Whatever he may have done to muddle and confuse his case, John Stuart Mill followed the tradition of Locke in this respect. He argued that vigorous discussion and debate is actively necessary for the understanding of the truth.
Not only the grounds of the opinion are forgotten in the absence of discussion, but too often the meaning of the opinion itself. The words which convey it, cease to suggest ideas, or suggest only a small portion of those they were originally employed to communicate. Instead of a vivid conception and a living belief, there remain only a few phrases retained by rote.
To those who remember the history of communism, this will bring to mind Vaclav Havel’s example of the grocer who places in his window a placard reading, “Workers of the World Unite!”—not because he has any genuine convictions about the workers of the world, but simply because he is afraid of what will happen if he doesn’t put it there. The history of communism also reminds us of the mass crimes that are possible and the paralytic stagnation that can afflict a society when it is no longer acceptable to question the prevailing orthodoxy.
It is ironic that the culture of free speech is rejected these days by those who bill themselves as enemies of racism and other forms of prejudice, because it is they who want enshrine prejudice—the acceptance of an orthodoxy by unthinking rote—as the normal method of thinking. The attempt to foreclose on freedom of discussion, whether through government crackdowns, through epithets and name-calling, through public shaming and social-media pile-ons, or through threats of boycotts and firing, is a confession of failure. It implies the fear that one’s doctrines cannot stand up to the light of rational scrutiny.

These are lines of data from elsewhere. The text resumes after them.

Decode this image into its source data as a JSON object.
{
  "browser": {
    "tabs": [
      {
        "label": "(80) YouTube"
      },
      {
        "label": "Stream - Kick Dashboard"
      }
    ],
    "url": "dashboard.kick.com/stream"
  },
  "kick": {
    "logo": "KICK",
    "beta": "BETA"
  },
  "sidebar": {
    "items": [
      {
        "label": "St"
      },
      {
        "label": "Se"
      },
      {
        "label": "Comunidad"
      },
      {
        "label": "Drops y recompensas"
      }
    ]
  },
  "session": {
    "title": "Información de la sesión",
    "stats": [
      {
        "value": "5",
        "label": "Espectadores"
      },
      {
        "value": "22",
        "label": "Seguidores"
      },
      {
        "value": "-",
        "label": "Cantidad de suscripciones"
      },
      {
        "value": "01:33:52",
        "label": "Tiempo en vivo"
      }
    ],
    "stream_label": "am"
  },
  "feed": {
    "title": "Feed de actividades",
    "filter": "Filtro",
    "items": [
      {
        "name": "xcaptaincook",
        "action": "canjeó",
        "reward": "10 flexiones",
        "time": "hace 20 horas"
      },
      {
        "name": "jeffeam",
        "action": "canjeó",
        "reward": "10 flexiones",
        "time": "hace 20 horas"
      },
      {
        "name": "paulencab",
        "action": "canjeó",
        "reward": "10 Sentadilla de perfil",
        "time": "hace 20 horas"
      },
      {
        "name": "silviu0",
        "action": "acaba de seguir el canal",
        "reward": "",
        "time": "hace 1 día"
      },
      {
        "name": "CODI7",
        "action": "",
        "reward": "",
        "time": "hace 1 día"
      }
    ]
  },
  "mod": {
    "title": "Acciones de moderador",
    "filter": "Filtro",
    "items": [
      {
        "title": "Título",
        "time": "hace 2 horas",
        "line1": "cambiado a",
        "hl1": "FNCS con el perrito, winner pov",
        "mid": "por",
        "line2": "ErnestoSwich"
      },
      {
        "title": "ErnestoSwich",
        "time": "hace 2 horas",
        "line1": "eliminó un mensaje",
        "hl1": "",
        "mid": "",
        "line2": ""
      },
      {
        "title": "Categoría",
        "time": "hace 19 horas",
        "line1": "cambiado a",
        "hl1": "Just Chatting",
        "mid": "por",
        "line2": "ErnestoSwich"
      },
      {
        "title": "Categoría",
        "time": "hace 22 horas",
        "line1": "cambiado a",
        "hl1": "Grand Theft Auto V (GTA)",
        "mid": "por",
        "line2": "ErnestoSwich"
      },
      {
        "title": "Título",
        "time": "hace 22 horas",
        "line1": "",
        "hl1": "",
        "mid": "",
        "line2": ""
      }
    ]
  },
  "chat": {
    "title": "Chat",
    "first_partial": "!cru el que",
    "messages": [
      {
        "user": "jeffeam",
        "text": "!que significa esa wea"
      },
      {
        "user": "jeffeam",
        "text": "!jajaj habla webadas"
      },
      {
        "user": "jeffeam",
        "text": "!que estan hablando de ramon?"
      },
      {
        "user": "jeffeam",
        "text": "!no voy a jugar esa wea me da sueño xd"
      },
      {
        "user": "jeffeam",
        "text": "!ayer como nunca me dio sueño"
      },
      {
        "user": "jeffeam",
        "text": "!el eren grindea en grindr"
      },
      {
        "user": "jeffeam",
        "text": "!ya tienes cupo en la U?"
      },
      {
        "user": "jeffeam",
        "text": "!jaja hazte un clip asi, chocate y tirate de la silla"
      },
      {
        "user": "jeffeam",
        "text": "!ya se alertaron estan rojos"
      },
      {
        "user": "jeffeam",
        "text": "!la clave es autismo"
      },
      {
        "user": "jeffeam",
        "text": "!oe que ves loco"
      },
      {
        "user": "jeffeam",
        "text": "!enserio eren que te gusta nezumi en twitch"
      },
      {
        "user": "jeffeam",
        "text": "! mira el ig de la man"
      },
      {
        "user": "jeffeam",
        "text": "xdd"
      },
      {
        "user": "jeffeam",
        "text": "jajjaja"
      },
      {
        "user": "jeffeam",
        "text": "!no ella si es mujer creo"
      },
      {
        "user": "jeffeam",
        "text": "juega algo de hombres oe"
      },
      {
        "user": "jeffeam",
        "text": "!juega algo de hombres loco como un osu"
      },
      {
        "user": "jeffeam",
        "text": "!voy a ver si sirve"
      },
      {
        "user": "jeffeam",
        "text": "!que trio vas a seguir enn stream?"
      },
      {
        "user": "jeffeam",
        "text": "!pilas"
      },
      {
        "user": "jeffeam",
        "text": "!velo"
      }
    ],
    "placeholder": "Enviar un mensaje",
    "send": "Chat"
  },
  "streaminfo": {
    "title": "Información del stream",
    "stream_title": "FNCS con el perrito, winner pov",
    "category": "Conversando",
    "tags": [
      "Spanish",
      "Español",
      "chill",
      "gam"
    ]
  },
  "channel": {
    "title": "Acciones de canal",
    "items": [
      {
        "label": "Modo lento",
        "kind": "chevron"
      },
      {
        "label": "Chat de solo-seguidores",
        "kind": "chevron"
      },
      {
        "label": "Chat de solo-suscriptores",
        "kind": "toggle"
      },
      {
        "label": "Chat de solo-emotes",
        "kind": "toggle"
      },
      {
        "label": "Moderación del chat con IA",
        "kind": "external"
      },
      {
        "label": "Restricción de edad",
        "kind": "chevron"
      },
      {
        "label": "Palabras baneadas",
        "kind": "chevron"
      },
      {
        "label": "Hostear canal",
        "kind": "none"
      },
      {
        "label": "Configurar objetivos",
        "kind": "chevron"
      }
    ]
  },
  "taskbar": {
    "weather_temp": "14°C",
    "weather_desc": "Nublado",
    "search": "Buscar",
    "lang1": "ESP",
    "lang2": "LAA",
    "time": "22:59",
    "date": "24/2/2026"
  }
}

What is the culture of free speech? The culture of free speech is a culture of reason—and reason only works by considering all the evidence and all the arguments, by relentlessly examining even established truths, by probing arguments for weaknesses and by searching for counterexamples. Even when reason arrives back at an accepted truth, it can only arrive there after a process of questioning that ensures the idea is held as a rational conviction rather than a mere prejudice. A living and vibrant society has to adopt a deep suspicion against any limits on that process.